(Problem):
Entries follow. Set all of them down as they stand.

-- Records follows --

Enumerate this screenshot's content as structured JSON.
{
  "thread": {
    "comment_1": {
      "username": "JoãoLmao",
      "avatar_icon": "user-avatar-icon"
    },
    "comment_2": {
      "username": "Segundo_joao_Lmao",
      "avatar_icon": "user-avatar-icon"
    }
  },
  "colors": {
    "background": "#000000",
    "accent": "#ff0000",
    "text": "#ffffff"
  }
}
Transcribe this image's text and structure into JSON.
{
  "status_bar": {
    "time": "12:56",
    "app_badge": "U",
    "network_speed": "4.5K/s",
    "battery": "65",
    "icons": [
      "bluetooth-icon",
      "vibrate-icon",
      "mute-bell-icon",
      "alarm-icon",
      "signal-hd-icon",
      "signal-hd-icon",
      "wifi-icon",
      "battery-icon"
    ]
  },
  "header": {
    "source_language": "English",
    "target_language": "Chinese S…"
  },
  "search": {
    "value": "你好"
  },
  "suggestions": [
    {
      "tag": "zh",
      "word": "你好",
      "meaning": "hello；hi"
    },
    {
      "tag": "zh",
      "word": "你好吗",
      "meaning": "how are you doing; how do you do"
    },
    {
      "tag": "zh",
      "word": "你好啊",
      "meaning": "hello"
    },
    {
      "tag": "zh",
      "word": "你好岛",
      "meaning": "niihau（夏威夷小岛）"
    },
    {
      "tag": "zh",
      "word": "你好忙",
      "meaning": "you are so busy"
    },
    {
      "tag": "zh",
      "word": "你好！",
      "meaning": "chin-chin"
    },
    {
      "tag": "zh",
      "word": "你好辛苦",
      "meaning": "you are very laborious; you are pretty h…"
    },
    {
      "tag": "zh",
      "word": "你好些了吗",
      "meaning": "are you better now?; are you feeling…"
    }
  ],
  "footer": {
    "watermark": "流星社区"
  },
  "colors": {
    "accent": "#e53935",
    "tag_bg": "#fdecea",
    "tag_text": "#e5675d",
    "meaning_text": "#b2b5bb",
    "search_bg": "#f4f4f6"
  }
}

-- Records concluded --

(Your solution):
Enumerate this screenshot's content as structured JSON.
{
  "thread": {
    "comment_1": {
      "username": "JoãoLmao",
      "avatar_icon": "user-avatar-icon"
    },
    "comment_2": {
      "username": "Segundo_joao_Lmao",
      "avatar_icon": "user-avatar-icon"
    }
  },
  "colors": {
    "background": "#000000",
    "accent": "#ff0000",
    "text": "#ffffff"
  }
}
Transcribe this image's text and structure into JSON.
{
  "status_bar": {
    "time": "12:56",
    "app_badge": "U",
    "network_speed": "4.5K/s",
    "battery": "65",
    "icons": [
      "bluetooth-icon",
      "vibrate-icon",
      "mute-bell-icon",
      "alarm-icon",
      "signal-hd-icon",
      "signal-hd-icon",
      "wifi-icon",
      "battery-icon"
    ]
  },
  "header": {
    "source_language": "English",
    "target_language": "Chinese S…"
  },
  "search": {
    "value": "你好"
  },
  "suggestions": [
    {
      "tag": "zh",
      "word": "你好",
      "meaning": "hello；hi"
    },
    {
      "tag": "zh",
      "word": "你好吗",
      "meaning": "how are you doing; how do you do"
    },
    {
      "tag": "zh",
      "word": "你好啊",
      "meaning": "hello"
    },
    {
      "tag": "zh",
      "word": "你好岛",
      "meaning": "niihau（夏威夷小岛）"
    },
    {
      "tag": "zh",
      "word": "你好忙",
      "meaning": "you are so busy"
    },
    {
      "tag": "zh",
      "word": "你好！",
      "meaning": "chin-chin"
    },
    {
      "tag": "zh",
      "word": "你好辛苦",
      "meaning": "you are very laborious; you are pretty h…"
    },
    {
      "tag": "zh",
      "word": "你好些了吗",
      "meaning": "are you better now?; are you feeling…"
    }
  ],
  "footer": {
    "watermark": "流星社区"
  },
  "colors": {
    "accent": "#e53935",
    "tag_bg": "#fdecea",
    "tag_text": "#e5675d",
    "meaning_text": "#b2b5bb",
    "search_bg": "#f4f4f6"
  }
}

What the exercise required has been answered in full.